USDCNH is particularly interesting as we approach the 16OCT China Party Congress because the market has dramatically reduced USDCNH longs and has tons of ammunition to reload if the PBoC shows a willingness to allow upside momentum through the old all-time high and double top of 7.20. When we broke 7.20 last week, the PBoC slammed it, but was that simply to enforce some stability into the Party Congress? Intervention is always about the combination of speed plus level, and the move to 7.20 was a super-fast rally to a massive level. Now that the speed has been controlled, will they allow a piercing of 7.20? If so, expect a quick run to 7.40/7.50 and then the return of a more aggressive PBoC. The moves in USDCNH and the reactions by the authorities tend to be in 20 big fig increments, approx.
USDCNH tried and failed to break 7.20 but was that just because of 16OCT Party Congress?
Mexico trades like a developed market. The UK trades like an emerging market. Mad unorthodox fiscal policy was accepted by markets back in the olden days (2017 to 2021) when yields were close to zero. Now, with real and nominal rates on a historic moonshot higher, the bond vigilantes are back. MMT-style policies were all the rage, starting with the 2017 Tax Cut and Jobs Act and continuing with the huge transfers of consumer liabilities to the sovereign. Governments like the UK are trying the same old tricks, but with borrowing costs now far, far above zero, the market is going to say no más. There are limits.
The UK found its limit. Other countries will find theirs. The US might even hit a limit one day (but don’t bet on it).
Here’s UK, Mexico, and Brazil debt-to-GDP.
Gross debt to GDP for UK, Mexico and Brazil
The very first piece I wrote at Spectra was titled: am/FX: Unanchored and it detailed the accelerating trend towards a total disconnect between government revenue and spending. Snip! This was all fun and games when rates were zero because even Brent Donnelly can handle the cost of servicing billions in debt with interest rates at zero. Now, interest rates are high and cost of servicing matters. It matters for sovereigns; it matters for consumers (mortgage resets coming!) and it matters for unprofitable zombie corporations that gorged on free money. The wave of pain is currently visible on the horizon, and when the long and variable lags pass, it will slam down onto shore. Sovereigns are no longer immune and market cooperation is now a limiting factor on fiscal spending.
One PM mentioned that given the UK now trades the way emerging markets do, the playbook when things go awry in EM is to fire the finance minister. A Kwarteng departure followed by a Truss mea culpa is unlikely, but that is one bullish GBP headline risk to watch out for. On the MXN side, most agreed the Mexico story will not pivot until the US labor market breaks. Remittances hinge on the US labor market, which remains hot. Higher earnings and a shortage of low-end jobs in the United States is great for MXN. When claims skyrocket, buy USDMXN.
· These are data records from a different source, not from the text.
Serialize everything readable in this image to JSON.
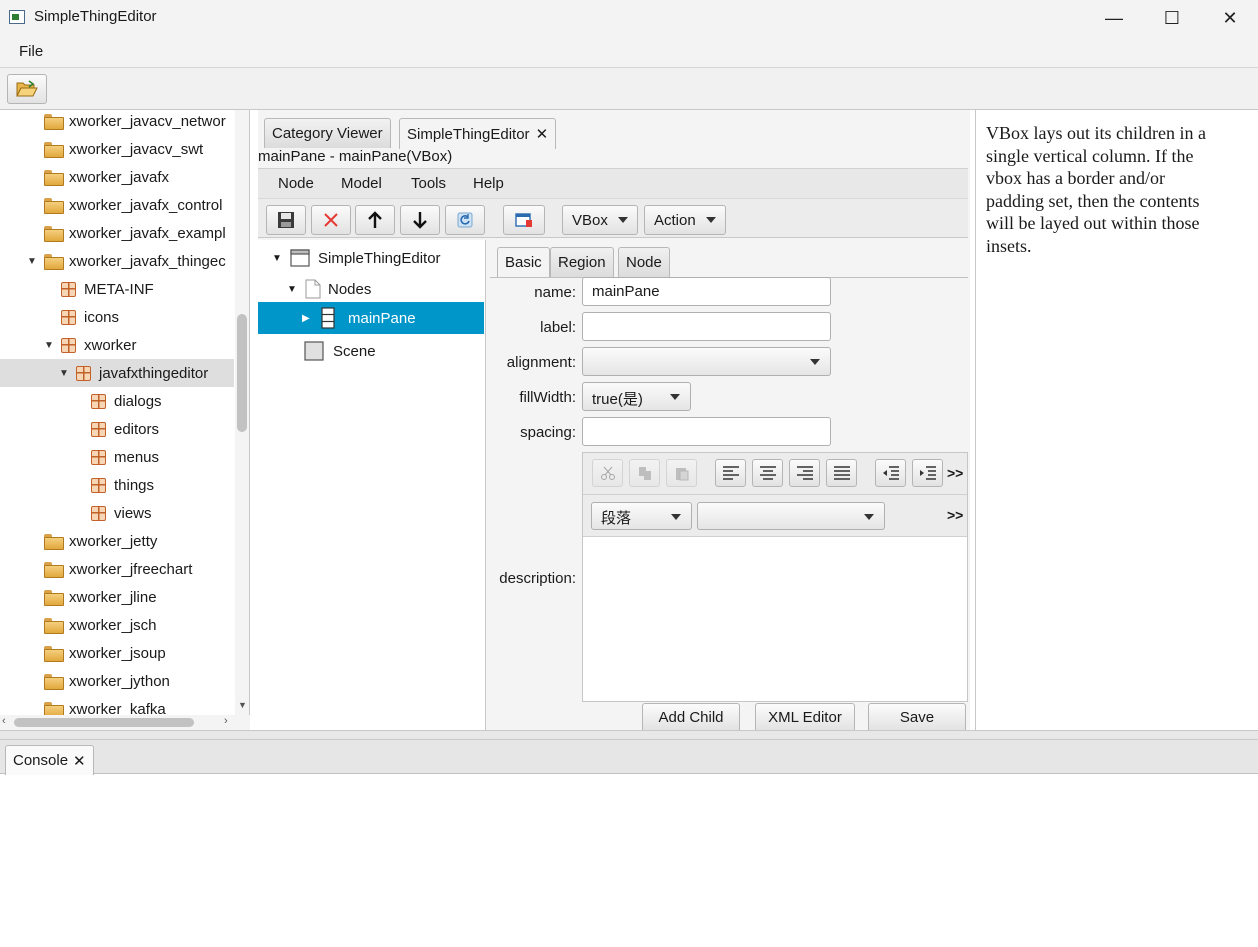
{
  "window": {
    "title": "SimpleThingEditor",
    "minimize": "—",
    "maximize": "☐",
    "close": "✕"
  },
  "menubar": {
    "file": "File"
  },
  "toolbar": {
    "open_icon": "open-folder-icon"
  },
  "left_tree": {
    "items": [
      {
        "label": "xworker_javacv_networ",
        "icon": "folder",
        "level": 0,
        "expanded": null,
        "selected": false
      },
      {
        "label": "xworker_javacv_swt",
        "icon": "folder",
        "level": 0,
        "expanded": null,
        "selected": false
      },
      {
        "label": "xworker_javafx",
        "icon": "folder",
        "level": 0,
        "expanded": null,
        "selected": false
      },
      {
        "label": "xworker_javafx_control",
        "icon": "folder",
        "level": 0,
        "expanded": null,
        "selected": false
      },
      {
        "label": "xworker_javafx_exampl",
        "icon": "folder",
        "level": 0,
        "expanded": null,
        "selected": false
      },
      {
        "label": "xworker_javafx_thingec",
        "icon": "folder",
        "level": 0,
        "expanded": true,
        "selected": false
      },
      {
        "label": "META-INF",
        "icon": "package",
        "level": 1,
        "expanded": null,
        "selected": false
      },
      {
        "label": "icons",
        "icon": "package",
        "level": 1,
        "expanded": null,
        "selected": false
      },
      {
        "label": "xworker",
        "icon": "package",
        "level": 1,
        "expanded": true,
        "selected": false
      },
      {
        "label": "javafxthingeditor",
        "icon": "package",
        "level": 2,
        "expanded": true,
        "selected": true
      },
      {
        "label": "dialogs",
        "icon": "package",
        "level": 3,
        "expanded": null,
        "selected": false
      },
      {
        "label": "editors",
        "icon": "package",
        "level": 3,
        "expanded": null,
        "selected": false
      },
      {
        "label": "menus",
        "icon": "package",
        "level": 3,
        "expanded": null,
        "selected": false
      },
      {
        "label": "things",
        "icon": "package",
        "level": 3,
        "expanded": null,
        "selected": false
      },
      {
        "label": "views",
        "icon": "package",
        "level": 3,
        "expanded": null,
        "selected": false
      },
      {
        "label": "xworker_jetty",
        "icon": "folder",
        "level": 0,
        "expanded": null,
        "selected": false
      },
      {
        "label": "xworker_jfreechart",
        "icon": "folder",
        "level": 0,
        "expanded": null,
        "selected": false
      },
      {
        "label": "xworker_jline",
        "icon": "folder",
        "level": 0,
        "expanded": null,
        "selected": false
      },
      {
        "label": "xworker_jsch",
        "icon": "folder",
        "level": 0,
        "expanded": null,
        "selected": false
      },
      {
        "label": "xworker_jsoup",
        "icon": "folder",
        "level": 0,
        "expanded": null,
        "selected": false
      },
      {
        "label": "xworker_jython",
        "icon": "folder",
        "level": 0,
        "expanded": null,
        "selected": false
      },
      {
        "label": "xworker_kafka",
        "icon": "folder",
        "level": 0,
        "expanded": null,
        "selected": false
      }
    ]
  },
  "editor": {
    "tabs": [
      "Category Viewer",
      "SimpleThingEditor"
    ],
    "tab_close": "✕",
    "subtitle": "mainPane - mainPane(VBox)",
    "menu": [
      "Node",
      "Model",
      "Tools",
      "Help"
    ],
    "toolbar": {
      "vbox_menu": "VBox",
      "action_menu": "Action"
    },
    "node_tree": {
      "root": "SimpleThingEditor",
      "nodes": "Nodes",
      "selected": "mainPane",
      "scene": "Scene"
    },
    "prop_tabs": [
      "Basic",
      "Region",
      "Node"
    ],
    "fields": {
      "name_label": "name:",
      "name_value": "mainPane",
      "label_label": "label:",
      "label_value": "",
      "alignment_label": "alignment:",
      "alignment_value": "",
      "fillwidth_label": "fillWidth:",
      "fillwidth_value": "true(是)",
      "spacing_label": "spacing:",
      "spacing_value": "",
      "description_label": "description:"
    },
    "html_editor": {
      "paragraph_format": "段落",
      "font_family": "",
      "more": ">>"
    },
    "buttons": {
      "add_child": "Add Child",
      "xml_editor": "XML Editor",
      "save": "Save"
    }
  },
  "doc": {
    "lines": [
      "VBox lays out its children in a",
      "single vertical column. If the",
      "vbox has a border and/or",
      "padding set, then the contents",
      "will be layed out within those",
      "insets."
    ]
  },
  "console": {
    "tab": "Console",
    "tab_close": "✕"
  }
}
CPI is Thursday. The market is going to be ready for a strong one as we have done the runup trade from 1.00 to here. I am mixed with some long EM (BRL) and short GBP exposure but nothing strategic or multi-day enough to make the sidebar. My GBPUSD short from before I left was stopped out but I still think GBP goes lower. As long as Kwarteng is finmin, I think GBPUSD has a date with 1.05 again. The left tail is not as big as it was before, because the BoE can always stick a hand out to catch the gilts, but the story is still bad as the market has decided it will not tolerate this UK policy mix and the policy mix looks unlikely to change under current management.
Thank you to everyone in Brazil for the best, most fun business trip I have ever taken. The Brazilian HF community is incredibly laid back, cool, and humble. An absolutely excellent part of the world.
good luck ⇅ be nimble
Source: My phone